# Task description
From the listing below, pull each line that includes "JSON".

# Data to process

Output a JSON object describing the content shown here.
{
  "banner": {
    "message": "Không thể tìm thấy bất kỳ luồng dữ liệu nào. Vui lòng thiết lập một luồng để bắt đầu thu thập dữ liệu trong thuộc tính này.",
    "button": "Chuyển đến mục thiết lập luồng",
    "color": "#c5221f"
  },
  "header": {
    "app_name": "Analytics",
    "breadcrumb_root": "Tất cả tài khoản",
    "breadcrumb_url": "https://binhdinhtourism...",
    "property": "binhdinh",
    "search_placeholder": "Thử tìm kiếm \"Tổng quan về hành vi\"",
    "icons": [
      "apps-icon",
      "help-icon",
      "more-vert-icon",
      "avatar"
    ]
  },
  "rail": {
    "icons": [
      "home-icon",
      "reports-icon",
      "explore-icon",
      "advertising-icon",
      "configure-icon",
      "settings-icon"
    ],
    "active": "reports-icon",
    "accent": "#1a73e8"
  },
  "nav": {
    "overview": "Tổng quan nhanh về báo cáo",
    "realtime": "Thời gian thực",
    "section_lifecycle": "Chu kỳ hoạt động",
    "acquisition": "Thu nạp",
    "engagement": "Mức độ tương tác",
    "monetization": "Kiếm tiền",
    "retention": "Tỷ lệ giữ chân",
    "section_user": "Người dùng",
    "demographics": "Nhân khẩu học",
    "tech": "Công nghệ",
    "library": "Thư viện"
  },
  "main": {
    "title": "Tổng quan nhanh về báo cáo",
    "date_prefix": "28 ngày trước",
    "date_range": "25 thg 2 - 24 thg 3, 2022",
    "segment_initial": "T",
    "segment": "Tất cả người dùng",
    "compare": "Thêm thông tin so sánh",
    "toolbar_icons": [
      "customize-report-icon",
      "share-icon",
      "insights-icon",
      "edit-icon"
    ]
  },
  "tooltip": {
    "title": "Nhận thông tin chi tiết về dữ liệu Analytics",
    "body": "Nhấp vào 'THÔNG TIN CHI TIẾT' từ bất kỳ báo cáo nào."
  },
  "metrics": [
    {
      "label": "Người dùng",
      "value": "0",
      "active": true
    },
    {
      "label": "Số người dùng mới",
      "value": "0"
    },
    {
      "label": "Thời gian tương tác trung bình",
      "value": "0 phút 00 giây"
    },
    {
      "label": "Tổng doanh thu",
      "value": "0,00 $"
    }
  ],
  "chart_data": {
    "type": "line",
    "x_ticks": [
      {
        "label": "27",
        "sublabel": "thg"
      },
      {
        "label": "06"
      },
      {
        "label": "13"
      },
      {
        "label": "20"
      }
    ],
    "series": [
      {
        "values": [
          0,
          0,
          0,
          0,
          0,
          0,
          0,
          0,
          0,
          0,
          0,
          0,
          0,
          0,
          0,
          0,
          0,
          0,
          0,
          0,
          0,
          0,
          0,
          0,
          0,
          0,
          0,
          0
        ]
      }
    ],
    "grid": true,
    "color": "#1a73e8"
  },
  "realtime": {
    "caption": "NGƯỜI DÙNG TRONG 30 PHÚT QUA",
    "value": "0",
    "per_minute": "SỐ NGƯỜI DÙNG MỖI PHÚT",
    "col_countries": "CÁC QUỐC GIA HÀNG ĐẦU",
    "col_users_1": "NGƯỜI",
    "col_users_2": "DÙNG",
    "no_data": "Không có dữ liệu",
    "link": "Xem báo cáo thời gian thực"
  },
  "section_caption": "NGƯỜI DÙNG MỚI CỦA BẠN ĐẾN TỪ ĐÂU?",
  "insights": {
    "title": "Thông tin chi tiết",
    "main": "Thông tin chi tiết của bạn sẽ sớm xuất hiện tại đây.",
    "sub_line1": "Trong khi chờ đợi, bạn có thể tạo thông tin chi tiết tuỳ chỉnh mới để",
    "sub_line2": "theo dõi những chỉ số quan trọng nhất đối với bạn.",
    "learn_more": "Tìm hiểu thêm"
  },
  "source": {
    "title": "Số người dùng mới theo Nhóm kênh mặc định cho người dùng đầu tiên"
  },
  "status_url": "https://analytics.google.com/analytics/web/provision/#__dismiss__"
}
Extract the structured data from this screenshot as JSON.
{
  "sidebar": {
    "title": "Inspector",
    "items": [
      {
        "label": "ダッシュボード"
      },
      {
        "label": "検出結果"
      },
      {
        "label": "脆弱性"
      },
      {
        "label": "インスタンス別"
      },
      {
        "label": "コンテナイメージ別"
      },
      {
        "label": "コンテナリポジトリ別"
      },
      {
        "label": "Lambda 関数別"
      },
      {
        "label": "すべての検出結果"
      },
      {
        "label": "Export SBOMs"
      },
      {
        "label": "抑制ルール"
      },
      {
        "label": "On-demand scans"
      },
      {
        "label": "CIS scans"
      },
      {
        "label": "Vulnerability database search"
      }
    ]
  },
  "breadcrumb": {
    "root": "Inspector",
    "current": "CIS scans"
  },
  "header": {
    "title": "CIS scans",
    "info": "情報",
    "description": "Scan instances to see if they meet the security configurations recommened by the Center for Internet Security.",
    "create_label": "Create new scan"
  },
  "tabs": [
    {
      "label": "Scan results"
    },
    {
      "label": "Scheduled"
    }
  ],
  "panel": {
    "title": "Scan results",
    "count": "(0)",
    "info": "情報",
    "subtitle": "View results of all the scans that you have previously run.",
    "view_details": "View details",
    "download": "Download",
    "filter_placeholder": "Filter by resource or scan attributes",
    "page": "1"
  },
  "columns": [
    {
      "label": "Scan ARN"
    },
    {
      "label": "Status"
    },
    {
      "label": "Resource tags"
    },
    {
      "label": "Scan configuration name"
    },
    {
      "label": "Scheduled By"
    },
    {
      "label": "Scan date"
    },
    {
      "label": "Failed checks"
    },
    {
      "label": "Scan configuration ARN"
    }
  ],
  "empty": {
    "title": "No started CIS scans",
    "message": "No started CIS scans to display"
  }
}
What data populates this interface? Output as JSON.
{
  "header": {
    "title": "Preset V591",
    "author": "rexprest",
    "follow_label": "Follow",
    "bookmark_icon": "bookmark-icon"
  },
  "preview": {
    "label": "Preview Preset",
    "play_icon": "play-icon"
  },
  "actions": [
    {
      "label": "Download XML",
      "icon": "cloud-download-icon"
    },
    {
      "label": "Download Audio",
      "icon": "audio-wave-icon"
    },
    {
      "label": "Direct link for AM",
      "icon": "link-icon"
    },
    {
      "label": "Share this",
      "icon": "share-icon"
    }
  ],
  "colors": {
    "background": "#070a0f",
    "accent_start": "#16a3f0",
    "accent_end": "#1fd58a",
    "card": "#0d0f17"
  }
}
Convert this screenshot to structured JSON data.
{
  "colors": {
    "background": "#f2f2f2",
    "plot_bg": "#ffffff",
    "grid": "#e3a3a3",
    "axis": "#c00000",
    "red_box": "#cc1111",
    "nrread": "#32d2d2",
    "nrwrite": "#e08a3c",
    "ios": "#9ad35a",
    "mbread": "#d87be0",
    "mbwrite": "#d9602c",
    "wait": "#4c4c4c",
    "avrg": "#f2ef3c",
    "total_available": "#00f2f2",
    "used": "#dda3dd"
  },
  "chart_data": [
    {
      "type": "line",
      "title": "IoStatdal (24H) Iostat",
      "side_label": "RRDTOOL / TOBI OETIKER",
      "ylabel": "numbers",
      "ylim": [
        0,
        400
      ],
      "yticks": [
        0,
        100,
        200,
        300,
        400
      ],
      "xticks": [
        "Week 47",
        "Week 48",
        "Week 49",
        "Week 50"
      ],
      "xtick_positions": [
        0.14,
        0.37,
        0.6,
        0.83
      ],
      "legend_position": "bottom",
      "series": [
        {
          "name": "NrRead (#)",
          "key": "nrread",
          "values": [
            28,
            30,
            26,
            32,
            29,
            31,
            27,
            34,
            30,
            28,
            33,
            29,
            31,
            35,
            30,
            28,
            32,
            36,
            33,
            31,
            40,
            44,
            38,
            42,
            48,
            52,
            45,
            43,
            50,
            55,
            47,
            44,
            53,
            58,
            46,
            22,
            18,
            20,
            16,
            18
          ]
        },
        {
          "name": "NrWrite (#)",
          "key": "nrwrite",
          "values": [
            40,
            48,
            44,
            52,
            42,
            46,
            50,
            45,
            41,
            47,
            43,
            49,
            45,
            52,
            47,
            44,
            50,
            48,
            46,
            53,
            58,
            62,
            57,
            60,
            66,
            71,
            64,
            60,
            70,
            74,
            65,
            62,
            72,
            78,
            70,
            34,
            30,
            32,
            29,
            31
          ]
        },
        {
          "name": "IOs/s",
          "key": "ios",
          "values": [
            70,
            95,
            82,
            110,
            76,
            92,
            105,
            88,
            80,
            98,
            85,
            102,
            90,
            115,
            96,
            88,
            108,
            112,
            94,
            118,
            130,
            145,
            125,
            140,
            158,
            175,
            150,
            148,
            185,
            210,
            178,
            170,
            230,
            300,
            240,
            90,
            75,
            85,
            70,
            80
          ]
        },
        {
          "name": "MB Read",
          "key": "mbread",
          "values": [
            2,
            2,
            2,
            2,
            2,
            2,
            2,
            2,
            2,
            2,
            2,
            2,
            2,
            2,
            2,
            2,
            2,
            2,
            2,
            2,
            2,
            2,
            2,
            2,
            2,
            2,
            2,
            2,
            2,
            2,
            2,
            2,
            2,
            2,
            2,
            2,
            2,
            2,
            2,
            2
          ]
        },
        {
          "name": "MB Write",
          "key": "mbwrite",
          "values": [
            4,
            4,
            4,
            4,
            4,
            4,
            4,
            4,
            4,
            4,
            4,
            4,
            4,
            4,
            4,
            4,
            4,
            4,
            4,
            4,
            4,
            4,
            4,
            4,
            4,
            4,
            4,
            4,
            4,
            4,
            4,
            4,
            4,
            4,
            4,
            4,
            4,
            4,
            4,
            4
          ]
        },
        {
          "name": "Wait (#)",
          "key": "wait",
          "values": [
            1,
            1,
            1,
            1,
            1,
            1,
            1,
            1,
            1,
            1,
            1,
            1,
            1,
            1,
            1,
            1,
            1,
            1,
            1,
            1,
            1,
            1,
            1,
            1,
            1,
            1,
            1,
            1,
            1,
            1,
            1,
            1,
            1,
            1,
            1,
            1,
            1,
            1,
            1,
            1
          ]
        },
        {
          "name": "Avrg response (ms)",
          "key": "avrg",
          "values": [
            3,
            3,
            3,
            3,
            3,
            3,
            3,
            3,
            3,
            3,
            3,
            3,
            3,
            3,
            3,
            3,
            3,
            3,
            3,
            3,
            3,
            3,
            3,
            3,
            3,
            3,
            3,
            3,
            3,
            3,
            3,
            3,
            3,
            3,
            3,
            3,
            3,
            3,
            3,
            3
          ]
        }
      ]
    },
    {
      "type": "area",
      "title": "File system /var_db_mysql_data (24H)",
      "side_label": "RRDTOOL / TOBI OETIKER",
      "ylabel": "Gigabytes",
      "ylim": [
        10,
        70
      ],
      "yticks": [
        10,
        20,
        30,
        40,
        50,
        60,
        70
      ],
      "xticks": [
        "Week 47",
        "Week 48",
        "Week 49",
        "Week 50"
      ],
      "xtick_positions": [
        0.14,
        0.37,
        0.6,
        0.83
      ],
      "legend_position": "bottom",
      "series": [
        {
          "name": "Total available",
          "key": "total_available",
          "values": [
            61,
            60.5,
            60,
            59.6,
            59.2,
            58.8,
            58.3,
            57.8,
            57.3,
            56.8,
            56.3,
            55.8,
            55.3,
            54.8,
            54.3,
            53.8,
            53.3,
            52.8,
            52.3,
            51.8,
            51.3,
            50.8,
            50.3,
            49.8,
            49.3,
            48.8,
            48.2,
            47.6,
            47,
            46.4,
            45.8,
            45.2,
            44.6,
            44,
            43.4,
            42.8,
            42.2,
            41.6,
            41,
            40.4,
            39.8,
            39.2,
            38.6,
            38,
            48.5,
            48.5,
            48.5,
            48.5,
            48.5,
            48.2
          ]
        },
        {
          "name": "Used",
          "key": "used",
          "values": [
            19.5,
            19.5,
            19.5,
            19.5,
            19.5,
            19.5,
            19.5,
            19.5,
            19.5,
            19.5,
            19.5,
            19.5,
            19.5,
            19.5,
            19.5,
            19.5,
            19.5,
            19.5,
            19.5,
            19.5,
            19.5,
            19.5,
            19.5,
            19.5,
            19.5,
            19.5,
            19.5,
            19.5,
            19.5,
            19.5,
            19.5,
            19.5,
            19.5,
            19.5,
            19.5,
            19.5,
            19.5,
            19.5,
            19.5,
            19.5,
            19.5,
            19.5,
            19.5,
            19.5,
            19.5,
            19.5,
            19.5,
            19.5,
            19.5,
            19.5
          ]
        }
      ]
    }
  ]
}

# Response for this exercise
Output a JSON object describing the content shown here.
Extract the structured data from this screenshot as JSON.
What data populates this interface? Output as JSON.
Convert this screenshot to structured JSON data.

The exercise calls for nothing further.